What are pyrogens agents? Septicemia agents? What is selective toxicity? What is TI?
Pyrogens: fever inducers.
Septicemia: infection that has spread to the blood.
Selectie toxicity: The ability to suppress or kill an infectious microbe w/o injury to the host. It is the way antibiotics work.
TI: The way to evealuating the degree of selective toxicity.
What are the 3 most common ways for selective toxicity to work in bacteria? explain each.
Disruption of the bacterial wall: Osmotic pressure is high inside the bacteria, but the cell wall prevents water from coming in and burst the bacteria. Several family of drugs (penicillins, cephalosporins) weaken the cell wall allow for water to penetrate and burst the bacteria. It does not cause damage to mammalian cells bc of the lack of cell wall.
Inhibition of an enzyme unique to bacteria: sulfonamides inhibit an enzyme needed to make folic acid, a compound needed for B mammals and bacteria. However, bacteria cannot absorb folic acid from dietary sources, they can only synthesize it (Para-AmiboBenzoic Acid (PABA) --> Folic acid). Sulfonamides block this conversation and don't injure mammalian's cells.
Disruption of bacterial protein synthesis: drugs can inhibit the synthesis of proteins in bacteria since ribosomes (proteins are done by ribosomes) are different in mammals and bacteria.
What is bacteriostatic? examples? Bactericidal? examples? antimicrobial spectrum?

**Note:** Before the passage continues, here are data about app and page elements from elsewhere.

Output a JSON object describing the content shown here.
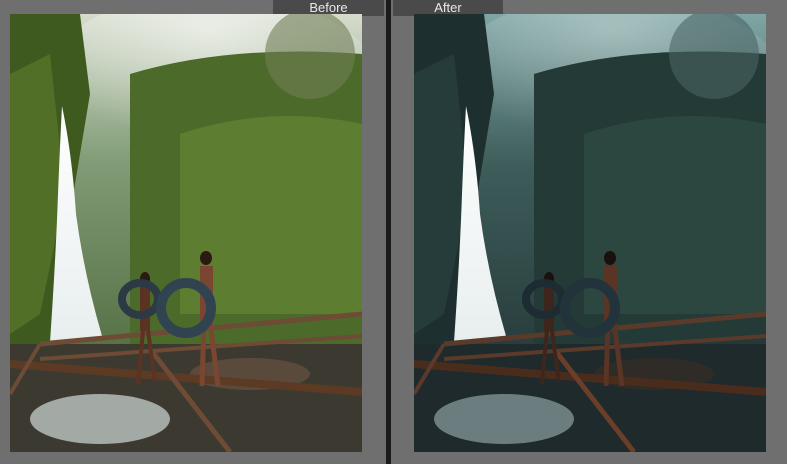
{
  "labels": {
    "before": "Before",
    "after": "After"
  },
  "colors": {
    "background": "#6f6f6f",
    "divider": "#1b1b1b",
    "label_tab": "#4a4a4a",
    "label_text": "#e8e8e8"
  },
  "panes": [
    {
      "id": "before",
      "style": "original-warm-green"
    },
    {
      "id": "after",
      "style": "teal-moody-edit"
    }
  ]
}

Bacteriostatic: inhibits the growth of microorganisms w/o directly killing the bacteria.
TU: narrow-spectrum antibiotics, Bactericidal, use against aerobic gram-negative bacilli. Use parentally.

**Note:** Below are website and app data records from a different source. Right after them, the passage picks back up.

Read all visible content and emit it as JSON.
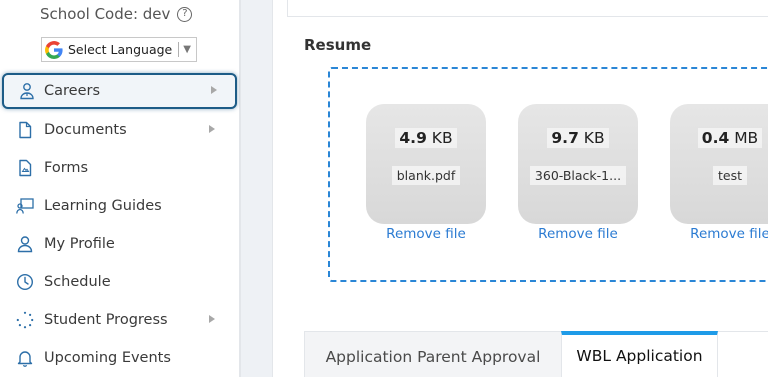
{
  "sidebar": {
    "school_code": "School Code: dev",
    "language_label": "Select Language",
    "items": [
      {
        "label": "Careers"
      },
      {
        "label": "Documents"
      },
      {
        "label": "Forms"
      },
      {
        "label": "Learning Guides"
      },
      {
        "label": "My Profile"
      },
      {
        "label": "Schedule"
      },
      {
        "label": "Student Progress"
      },
      {
        "label": "Upcoming Events"
      }
    ]
  },
  "main": {
    "resume_title": "Resume",
    "files": [
      {
        "size_value": "4.9",
        "size_unit": "KB",
        "name": "blank.pdf",
        "remove_label": "Remove file"
      },
      {
        "size_value": "9.7",
        "size_unit": "KB",
        "name": "360-Black-1...",
        "remove_label": "Remove file"
      },
      {
        "size_value": "0.4",
        "size_unit": "MB",
        "name": "test",
        "remove_label": "Remove file"
      }
    ],
    "tabs": [
      {
        "label": "Application Parent Approval"
      },
      {
        "label": "WBL Application"
      }
    ]
  },
  "colors": {
    "active_border": "#1d5c87",
    "link": "#2b7bd2",
    "dropzone_border": "#2a86d6",
    "active_tab": "#1e9be8"
  }
}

AE: Nephrotoxicity, ototoxicity, etc.
Monitoring of serum levels is common bc the same dose can cause different rxn in different pts. The levels should be high enough to kill the bacteria, but low enough to minimize toxicity. (narrow TR, all weight based)
Nurse implications with aminoglycosides?

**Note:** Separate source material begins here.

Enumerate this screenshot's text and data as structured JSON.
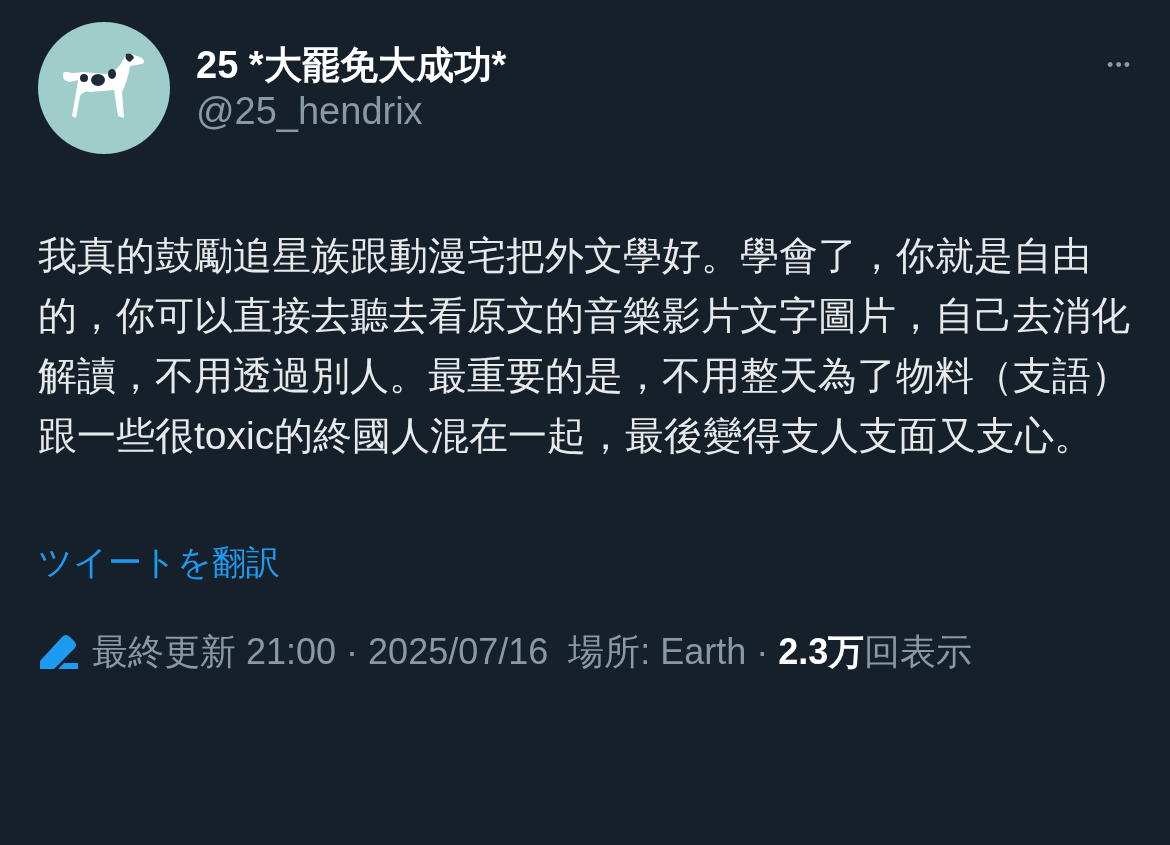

Discuss toxicity before giving to the pt.
Monitor BUN, CBC, LFTs, creatinine - and serum drug.
get cultures and sensitivity prior to initiating therapy.
Assess for burning and numbness with streptomycin.
Monitor I&O, and hearing.
Whats common b/t sulfonamides and trimethoprim?
B have closely related mechanisms
Suppress bacterial growth.
Used for UTI.
Sulfonamides? MOA? TU? AE? Drug interaction?
First drugs available for systemic treatment of bacterial infections. (more effective and less toxic drugs now available)
MOA: Inhibition of synthesis of Folic acid.
TU: UTI. other uses chlamydia trachomatis, Conjuction therapy for toxoplasmosis/malaria, ulcerative colitis.
AE: Hypersensitivity rxn -steven-Johnson syndrome (itching and pain, histamine release, kind of common with the red-men syndrome)
hematologic effects (response of blood cells to radiation)
DI: Metabolism-related interactions and allergy-inducing drugs.
Trimetroprim (proloprim and trimpex) TU? AE?
TU: acute and uncomplicated UTI.
AE: hematologic effects and could be use in pregnancy and lactation.